When there’s a whiteout or blizzard, there would be zero visibility, so there was no way to know if one was still on the right track. There was also the danger of freezing to death, as the temperature could drop to 40 below zero.
It’s important to winterize their truck, and pay particular attention to the air brake system. Moisture in the air lines was a problem as it could freeze, and the ice could mean that the brakes would fail. During the first season, Alex heard an alarm that indicated something wrong with the air dryer. He kept hearing it so he had to get under the truck to check and fix it every time. He couldn’t kill the engine because he needed to keep himself warm, but the truck shouldn’t idle for long either, because the vibration and weight could break through the ice if stationary for too long.
Happy Holidays from the frozen frontier! #IRT
Alex said that a trucker could minimize the danger of driving on the ice road if he or she followed all the rules that were set in place to keep everyone safe.
Cancellation of “Ice Road Truckers”
After the “One Last Lick” episode of season 11 was aired on 9 November 2017, fans waitiedfor news on the airing of season 12, but none came.
Alex, who had been a mainstay of the show, wasn’t informed of the network’s plans for the TV series, as he posted a statement on his Facebook page in March 2018: ‘Those TV guys from Hollywood are a bunch of bums! You would think they would call and say kiss my rear, hello…I guess the show is in the dust bin of history [pun intended].’ Although ice road trucking was something he did for a living, whether there was a camera or not, his fans felt that he should have been given the courtesy of knowing if the show was canceled.
Rumors that “Ice Road Truckers” would not be renewed circulated online, as an entertainment insider was said to have shared that the cancellation was definite. However, when a viewer wrote on the show’s Facebook page to ask about its status, the reply was, ‘Ice Road Truckers on HISTORY We’re not sure yet, but don’t get left in the cold.’ History Channel’s vice president for public relations said in an email, ‘no decision has been made yet on future seasons of Ice Road Truckers.’
The official Facebook page of “Ice Road Truckers” is still up, but all that was posted were promotions for other shows on History Channel. Despite numerous requests from fans in the comments section for the return of their favorite series, there was no positive response from the network. No one knew why the show wasn’t renewed for season 12. The most probable reason that the fans could come up with was that the series no longer dominated TV ratings. Some said it was probably replaced by “Truck Night America,” which premiered in 2018.
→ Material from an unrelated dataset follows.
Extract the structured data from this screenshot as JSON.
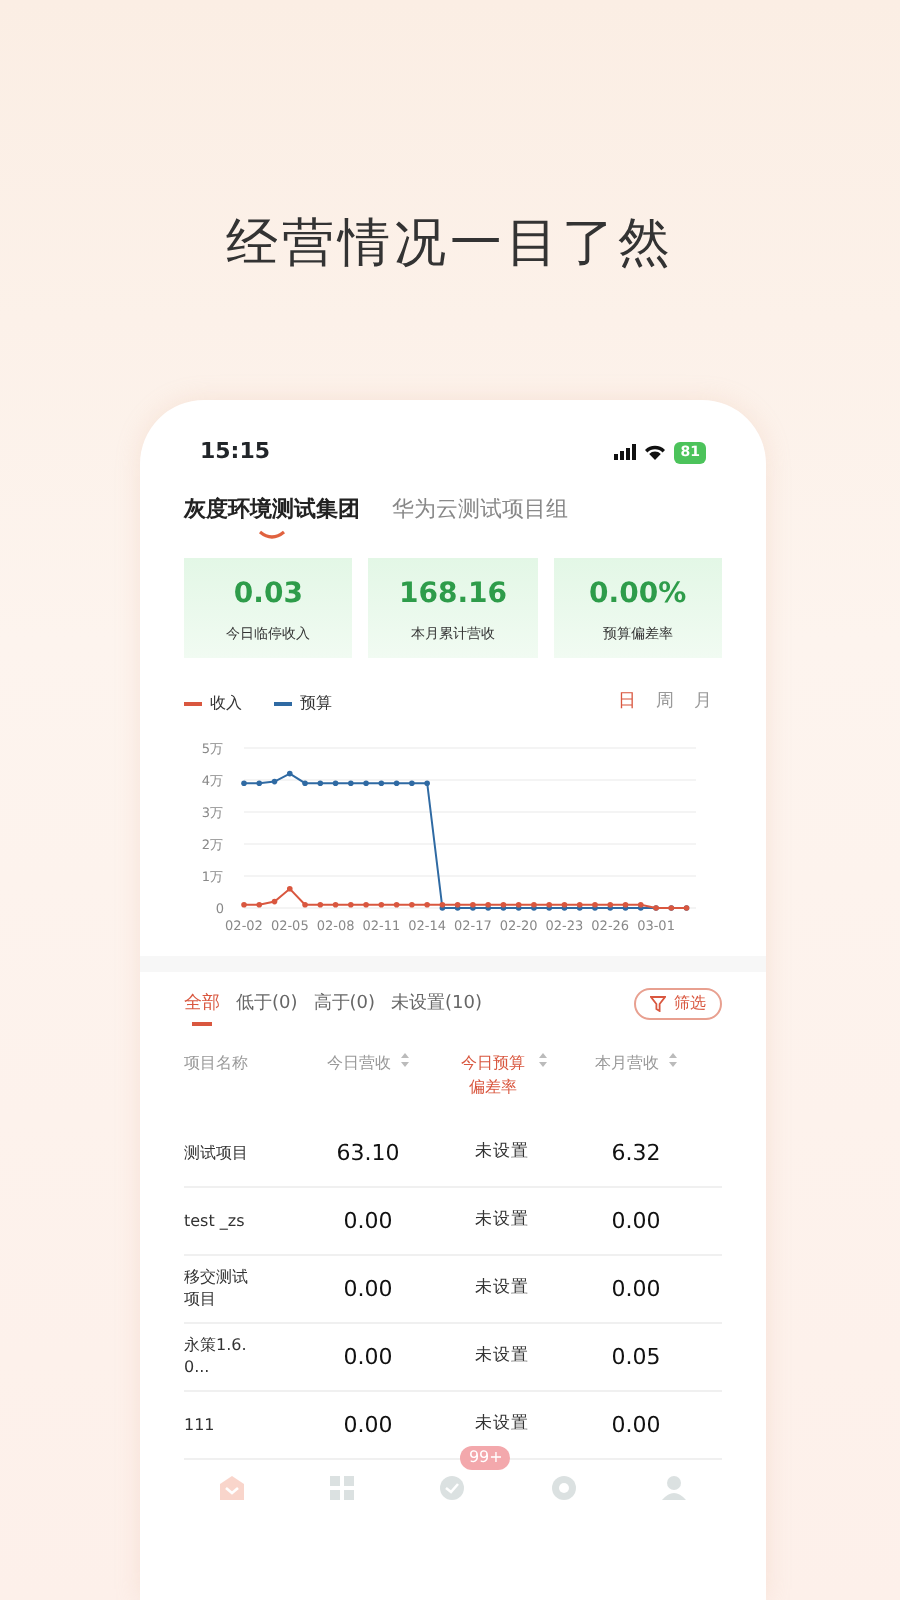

So fans will have to be satisfied with accessing the series in History Channel’s library, still a most enjoyable watch!